"It's a fantastic position to be in but I'm a human, not a machine, and there's always the possibility of a bad day or a crash," said Wiggins. "Cadel is not going to give up before we get to Paris," he added.
Bradley Wiggins (Team Sky) claimed his first stage victory of the Tour with his time trial success and managed to extend his lead over Australian Evans in the overall classification to a solid one minute and 53 seconds.
Wiggins clocked 51 minutes 24 seconds on the 41.5km route from Arc et Senans to Besancon on Monday, team-mate Chris Froome came in second at 35 seconds, Switzerland's Fabian Cancellara was third, while Evans finished in sixth position.
Wiggins, a the triple Olympic champion, took the yellow jersey on Saturday on the first summit finish in this edition of the Tour and then extended his lead after the time trial. If Wiggins manages to hold on to the yellow jersey until the end he will become the first ever British rider to win the Tour de France.
"I struggled a little bit at that mountain summit the other day when I took the jersey," he said. "I didn't sleep very well that night. I allowed the emotion of taking the jersey to slightly get to me. But that's what it's all about, that's why I do this sport, that's why I love it and that's why I train as hard as I do.
Cadel Evans remains optimistic, with the race set to move into the high mountains before finishing in Paris on Sunday, 22 July. "There's still a lot more racing to be done before Paris," Evans said.

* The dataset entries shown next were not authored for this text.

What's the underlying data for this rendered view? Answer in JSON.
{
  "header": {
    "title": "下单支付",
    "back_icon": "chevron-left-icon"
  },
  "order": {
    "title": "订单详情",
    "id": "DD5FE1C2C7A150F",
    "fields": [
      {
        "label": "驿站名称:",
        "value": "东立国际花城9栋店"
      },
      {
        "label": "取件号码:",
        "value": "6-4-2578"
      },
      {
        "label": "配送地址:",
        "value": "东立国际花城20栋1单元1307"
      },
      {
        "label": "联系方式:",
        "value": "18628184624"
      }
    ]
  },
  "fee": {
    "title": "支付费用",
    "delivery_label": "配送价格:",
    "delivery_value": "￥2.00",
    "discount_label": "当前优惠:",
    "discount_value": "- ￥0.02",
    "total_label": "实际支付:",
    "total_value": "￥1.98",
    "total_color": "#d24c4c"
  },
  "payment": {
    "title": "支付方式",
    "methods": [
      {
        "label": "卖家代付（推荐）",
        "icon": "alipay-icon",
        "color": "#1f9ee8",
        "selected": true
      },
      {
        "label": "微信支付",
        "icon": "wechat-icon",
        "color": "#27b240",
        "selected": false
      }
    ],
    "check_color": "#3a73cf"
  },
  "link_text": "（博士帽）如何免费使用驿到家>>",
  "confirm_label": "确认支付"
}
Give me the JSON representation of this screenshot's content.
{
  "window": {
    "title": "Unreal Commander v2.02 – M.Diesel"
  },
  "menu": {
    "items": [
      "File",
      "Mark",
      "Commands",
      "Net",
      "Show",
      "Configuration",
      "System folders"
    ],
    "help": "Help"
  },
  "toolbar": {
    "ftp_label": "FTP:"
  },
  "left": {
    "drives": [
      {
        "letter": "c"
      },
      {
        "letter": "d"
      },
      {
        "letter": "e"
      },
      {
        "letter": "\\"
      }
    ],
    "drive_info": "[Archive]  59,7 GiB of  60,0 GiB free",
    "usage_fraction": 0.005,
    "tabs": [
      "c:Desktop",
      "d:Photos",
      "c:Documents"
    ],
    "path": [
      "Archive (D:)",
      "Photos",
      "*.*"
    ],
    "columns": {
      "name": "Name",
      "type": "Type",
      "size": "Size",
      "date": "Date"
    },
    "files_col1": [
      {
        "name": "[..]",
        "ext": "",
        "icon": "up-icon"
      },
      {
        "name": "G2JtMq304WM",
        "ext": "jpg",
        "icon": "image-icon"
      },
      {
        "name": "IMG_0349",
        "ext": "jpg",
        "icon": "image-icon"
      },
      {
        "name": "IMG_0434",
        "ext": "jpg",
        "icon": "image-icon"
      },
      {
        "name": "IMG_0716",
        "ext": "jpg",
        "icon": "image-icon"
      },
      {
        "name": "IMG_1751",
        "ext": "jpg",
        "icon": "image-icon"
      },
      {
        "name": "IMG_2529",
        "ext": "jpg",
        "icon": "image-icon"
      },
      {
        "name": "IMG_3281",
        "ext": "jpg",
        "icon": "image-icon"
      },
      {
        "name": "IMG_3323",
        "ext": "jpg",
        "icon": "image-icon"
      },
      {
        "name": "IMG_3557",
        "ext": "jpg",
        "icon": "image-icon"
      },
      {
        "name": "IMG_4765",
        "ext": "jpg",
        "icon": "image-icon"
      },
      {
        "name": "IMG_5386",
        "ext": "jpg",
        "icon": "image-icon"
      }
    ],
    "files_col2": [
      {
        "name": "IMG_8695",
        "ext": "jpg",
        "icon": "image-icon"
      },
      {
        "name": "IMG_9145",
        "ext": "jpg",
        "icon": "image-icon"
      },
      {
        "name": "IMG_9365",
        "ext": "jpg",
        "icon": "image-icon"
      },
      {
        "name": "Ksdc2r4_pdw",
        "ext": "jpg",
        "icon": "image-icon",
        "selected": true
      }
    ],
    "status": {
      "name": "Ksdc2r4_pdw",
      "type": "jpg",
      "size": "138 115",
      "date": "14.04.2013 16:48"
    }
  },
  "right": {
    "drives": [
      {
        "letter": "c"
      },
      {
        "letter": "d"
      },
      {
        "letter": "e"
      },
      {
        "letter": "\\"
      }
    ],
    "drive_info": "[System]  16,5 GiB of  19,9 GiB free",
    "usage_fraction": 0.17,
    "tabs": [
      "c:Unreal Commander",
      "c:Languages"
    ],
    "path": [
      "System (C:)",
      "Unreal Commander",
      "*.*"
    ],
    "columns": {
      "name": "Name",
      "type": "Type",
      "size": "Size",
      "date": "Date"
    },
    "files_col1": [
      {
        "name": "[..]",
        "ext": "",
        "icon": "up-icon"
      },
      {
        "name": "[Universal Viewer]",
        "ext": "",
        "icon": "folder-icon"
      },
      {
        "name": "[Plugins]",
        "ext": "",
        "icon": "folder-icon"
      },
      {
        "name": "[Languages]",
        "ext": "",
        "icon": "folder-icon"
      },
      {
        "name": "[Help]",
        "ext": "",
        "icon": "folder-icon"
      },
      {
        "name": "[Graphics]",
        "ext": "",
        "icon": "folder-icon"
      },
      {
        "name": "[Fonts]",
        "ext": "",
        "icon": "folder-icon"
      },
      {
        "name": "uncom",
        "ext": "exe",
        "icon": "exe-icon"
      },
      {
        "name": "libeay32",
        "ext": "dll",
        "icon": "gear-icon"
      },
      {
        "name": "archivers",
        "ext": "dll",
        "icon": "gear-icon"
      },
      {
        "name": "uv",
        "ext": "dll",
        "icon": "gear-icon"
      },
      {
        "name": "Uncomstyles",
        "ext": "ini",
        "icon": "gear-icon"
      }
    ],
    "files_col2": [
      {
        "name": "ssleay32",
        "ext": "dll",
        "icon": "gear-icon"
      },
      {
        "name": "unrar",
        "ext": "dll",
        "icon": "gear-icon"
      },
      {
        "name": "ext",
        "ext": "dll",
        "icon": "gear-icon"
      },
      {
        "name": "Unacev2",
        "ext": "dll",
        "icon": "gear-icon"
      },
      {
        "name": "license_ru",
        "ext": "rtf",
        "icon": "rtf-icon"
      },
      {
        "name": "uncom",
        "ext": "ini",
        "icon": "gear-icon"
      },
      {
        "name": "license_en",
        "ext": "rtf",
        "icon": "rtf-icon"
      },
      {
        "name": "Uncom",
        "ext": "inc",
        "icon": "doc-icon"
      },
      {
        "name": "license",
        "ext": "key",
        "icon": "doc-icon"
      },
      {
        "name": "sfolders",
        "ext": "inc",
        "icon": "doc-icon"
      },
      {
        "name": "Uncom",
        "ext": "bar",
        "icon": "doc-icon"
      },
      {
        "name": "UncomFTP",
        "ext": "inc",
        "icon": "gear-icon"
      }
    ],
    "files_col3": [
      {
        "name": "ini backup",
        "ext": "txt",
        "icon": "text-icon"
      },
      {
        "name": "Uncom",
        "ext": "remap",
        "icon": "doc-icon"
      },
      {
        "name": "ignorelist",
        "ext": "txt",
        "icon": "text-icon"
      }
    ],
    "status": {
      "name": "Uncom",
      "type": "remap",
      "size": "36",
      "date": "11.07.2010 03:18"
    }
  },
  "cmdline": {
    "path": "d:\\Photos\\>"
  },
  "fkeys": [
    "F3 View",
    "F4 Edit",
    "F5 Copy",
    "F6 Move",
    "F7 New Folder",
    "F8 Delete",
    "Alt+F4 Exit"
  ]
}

The first big test will be stage 10 on Wednesday: 195km from Macon to Bellegarde-sur-Valserine, past the Col du Grand Colombier, a 17.4km long climb with a fierce an average gradient of 7.1% and peaks of 12%.